## WORK REQUEST
Every line of the data that contains the string "accent" must be copied.

## DATA IN THIS EXERCISE

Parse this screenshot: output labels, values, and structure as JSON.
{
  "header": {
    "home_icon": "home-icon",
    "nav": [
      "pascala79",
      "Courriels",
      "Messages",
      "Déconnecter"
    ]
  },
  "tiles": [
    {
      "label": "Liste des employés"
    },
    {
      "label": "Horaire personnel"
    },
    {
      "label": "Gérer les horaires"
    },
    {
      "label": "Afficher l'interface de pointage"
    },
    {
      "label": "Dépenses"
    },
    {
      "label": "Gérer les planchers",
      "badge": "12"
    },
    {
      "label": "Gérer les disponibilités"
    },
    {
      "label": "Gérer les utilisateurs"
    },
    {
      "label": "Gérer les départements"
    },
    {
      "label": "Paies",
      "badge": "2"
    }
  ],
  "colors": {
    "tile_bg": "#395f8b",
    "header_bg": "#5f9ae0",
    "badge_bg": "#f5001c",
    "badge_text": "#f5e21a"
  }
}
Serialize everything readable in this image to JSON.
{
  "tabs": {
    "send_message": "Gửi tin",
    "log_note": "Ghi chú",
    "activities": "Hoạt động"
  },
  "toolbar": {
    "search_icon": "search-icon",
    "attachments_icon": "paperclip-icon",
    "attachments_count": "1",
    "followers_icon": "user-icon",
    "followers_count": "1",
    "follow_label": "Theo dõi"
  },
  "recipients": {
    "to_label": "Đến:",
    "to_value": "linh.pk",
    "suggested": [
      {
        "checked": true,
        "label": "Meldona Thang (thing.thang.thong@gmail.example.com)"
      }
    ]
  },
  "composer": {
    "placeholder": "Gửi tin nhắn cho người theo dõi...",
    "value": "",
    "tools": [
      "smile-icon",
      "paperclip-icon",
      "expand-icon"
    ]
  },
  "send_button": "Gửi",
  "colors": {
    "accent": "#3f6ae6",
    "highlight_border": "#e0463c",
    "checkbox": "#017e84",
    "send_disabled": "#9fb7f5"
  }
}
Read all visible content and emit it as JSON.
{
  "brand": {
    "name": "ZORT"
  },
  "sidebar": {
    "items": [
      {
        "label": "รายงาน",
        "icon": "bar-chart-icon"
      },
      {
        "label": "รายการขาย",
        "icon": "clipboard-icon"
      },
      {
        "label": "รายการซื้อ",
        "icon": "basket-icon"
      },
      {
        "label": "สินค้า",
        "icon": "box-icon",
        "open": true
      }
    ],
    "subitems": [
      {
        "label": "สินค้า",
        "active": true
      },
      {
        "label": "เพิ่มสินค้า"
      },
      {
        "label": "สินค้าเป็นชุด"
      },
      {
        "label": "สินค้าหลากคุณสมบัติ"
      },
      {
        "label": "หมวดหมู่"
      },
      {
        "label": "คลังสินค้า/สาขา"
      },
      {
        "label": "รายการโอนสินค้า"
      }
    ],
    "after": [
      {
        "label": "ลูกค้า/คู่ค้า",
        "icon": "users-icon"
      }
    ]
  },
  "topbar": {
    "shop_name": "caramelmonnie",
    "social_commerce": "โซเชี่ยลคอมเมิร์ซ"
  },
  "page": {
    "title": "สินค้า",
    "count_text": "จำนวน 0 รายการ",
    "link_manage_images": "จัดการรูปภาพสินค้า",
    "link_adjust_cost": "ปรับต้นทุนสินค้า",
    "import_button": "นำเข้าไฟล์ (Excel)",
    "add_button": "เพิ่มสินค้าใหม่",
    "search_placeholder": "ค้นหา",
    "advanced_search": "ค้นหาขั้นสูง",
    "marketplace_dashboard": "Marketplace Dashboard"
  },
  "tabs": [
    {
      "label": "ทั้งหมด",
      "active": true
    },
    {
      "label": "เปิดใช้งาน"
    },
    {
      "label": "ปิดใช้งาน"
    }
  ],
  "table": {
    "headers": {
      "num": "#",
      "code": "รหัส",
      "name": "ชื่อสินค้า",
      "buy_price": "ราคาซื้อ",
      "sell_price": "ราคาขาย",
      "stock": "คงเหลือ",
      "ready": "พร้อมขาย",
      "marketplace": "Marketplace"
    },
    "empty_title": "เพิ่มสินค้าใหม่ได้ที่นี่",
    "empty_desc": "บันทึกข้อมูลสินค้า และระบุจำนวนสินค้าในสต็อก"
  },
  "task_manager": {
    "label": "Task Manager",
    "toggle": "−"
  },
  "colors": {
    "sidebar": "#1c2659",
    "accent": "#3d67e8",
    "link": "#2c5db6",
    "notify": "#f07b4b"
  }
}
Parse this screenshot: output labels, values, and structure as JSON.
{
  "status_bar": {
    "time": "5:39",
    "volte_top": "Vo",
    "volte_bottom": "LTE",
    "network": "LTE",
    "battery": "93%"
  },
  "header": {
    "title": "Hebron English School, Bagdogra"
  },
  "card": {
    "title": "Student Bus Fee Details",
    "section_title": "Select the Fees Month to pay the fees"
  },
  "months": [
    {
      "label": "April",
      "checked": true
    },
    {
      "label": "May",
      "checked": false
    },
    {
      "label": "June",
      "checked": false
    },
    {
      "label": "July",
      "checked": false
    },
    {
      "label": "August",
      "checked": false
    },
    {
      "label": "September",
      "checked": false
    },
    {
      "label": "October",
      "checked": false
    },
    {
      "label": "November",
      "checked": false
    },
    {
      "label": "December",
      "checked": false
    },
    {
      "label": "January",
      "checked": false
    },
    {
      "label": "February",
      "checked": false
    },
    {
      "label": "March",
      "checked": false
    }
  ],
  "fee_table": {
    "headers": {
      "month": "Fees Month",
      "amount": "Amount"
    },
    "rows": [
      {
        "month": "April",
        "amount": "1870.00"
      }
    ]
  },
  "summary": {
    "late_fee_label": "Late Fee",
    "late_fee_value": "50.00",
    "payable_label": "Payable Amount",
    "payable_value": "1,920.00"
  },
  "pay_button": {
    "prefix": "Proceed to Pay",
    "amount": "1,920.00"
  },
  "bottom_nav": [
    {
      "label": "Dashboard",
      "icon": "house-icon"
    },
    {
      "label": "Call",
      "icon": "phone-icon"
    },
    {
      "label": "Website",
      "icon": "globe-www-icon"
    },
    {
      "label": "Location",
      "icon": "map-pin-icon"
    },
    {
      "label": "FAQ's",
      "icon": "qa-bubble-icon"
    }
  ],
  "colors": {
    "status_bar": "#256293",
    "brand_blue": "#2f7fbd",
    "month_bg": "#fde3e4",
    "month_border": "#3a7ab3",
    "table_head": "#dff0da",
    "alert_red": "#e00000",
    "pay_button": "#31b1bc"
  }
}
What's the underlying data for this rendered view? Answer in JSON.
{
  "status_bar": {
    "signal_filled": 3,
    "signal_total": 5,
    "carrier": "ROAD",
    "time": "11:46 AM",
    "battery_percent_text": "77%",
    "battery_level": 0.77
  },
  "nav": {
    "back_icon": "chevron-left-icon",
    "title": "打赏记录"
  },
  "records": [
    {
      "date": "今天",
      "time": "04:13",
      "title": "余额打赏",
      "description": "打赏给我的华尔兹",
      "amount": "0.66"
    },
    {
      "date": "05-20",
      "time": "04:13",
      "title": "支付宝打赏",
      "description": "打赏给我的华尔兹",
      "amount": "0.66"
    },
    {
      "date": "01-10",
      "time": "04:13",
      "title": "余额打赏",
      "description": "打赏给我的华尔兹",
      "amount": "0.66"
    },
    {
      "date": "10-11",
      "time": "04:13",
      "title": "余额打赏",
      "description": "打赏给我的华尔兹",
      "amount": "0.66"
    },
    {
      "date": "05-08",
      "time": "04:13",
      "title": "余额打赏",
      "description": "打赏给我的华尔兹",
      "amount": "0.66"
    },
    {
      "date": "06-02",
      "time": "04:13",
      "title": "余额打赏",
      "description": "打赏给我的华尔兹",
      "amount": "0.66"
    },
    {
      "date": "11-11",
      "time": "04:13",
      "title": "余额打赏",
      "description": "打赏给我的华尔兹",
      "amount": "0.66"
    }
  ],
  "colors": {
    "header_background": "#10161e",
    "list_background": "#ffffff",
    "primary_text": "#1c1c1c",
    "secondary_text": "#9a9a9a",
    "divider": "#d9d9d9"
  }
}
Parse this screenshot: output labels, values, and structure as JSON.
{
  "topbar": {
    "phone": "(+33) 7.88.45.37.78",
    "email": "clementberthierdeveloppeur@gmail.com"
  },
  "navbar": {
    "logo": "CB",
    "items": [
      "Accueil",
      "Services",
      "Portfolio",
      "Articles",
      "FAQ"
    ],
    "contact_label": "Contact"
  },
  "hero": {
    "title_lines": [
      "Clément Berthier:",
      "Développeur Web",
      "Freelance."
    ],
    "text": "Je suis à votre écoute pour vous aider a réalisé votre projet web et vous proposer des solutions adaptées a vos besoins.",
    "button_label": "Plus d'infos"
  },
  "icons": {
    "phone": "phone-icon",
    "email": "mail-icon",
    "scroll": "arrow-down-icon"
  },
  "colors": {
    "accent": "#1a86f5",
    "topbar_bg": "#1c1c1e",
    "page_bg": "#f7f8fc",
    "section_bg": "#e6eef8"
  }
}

## SOLUTION TO THIS TASK
    "accent": "#3f6ae6",
    "accent": "#3d67e8",
    "accent": "#1a86f5",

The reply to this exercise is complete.